__WHAT TO PRODUCE__
Report how many lines of these entries hold the string "United"; reply with the number alone.

:: STORED DATA ::

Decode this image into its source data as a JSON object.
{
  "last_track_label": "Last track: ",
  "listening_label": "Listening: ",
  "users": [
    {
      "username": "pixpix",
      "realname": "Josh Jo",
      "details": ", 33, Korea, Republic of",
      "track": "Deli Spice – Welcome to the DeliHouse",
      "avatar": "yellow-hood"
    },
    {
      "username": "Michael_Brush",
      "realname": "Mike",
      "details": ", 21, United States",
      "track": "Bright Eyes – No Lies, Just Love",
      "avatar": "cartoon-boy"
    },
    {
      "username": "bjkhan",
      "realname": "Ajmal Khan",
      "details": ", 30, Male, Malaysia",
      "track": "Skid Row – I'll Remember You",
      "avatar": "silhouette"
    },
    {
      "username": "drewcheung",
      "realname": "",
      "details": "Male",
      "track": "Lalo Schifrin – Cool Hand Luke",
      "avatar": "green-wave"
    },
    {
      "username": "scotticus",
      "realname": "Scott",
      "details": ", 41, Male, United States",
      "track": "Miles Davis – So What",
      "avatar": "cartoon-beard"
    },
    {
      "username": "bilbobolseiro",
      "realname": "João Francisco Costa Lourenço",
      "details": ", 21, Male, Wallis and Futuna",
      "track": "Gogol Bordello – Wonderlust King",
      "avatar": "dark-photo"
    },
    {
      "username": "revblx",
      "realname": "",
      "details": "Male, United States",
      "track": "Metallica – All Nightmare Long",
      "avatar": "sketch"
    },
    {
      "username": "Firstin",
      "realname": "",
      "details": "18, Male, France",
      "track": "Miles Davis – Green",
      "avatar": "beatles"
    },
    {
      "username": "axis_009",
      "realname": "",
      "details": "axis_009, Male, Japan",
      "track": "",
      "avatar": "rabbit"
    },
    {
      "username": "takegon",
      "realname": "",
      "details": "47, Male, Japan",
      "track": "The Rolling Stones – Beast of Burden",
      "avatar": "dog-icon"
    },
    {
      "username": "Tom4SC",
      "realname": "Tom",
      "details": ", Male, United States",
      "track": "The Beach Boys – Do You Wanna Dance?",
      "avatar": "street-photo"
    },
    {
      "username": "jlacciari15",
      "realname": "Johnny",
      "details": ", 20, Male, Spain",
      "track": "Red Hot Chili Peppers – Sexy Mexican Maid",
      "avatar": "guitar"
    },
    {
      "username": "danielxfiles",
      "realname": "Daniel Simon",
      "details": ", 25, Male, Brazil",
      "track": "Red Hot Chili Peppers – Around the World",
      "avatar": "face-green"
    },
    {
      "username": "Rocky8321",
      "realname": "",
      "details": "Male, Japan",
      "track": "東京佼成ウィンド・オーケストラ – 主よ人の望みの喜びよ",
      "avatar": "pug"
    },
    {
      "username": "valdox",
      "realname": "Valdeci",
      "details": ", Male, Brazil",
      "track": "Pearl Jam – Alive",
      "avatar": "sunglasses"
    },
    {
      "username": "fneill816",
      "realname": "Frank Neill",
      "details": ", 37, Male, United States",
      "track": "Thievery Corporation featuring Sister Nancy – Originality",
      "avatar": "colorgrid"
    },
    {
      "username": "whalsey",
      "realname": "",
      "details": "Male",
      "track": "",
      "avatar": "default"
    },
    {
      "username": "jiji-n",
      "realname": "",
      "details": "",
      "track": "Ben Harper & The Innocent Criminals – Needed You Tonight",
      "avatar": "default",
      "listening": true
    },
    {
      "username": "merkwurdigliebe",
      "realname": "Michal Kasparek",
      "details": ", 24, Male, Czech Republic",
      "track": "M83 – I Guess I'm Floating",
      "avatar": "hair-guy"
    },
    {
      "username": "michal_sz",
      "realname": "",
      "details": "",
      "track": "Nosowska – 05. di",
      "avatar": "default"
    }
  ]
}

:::

__RESULT OF THE EXERCISE__
5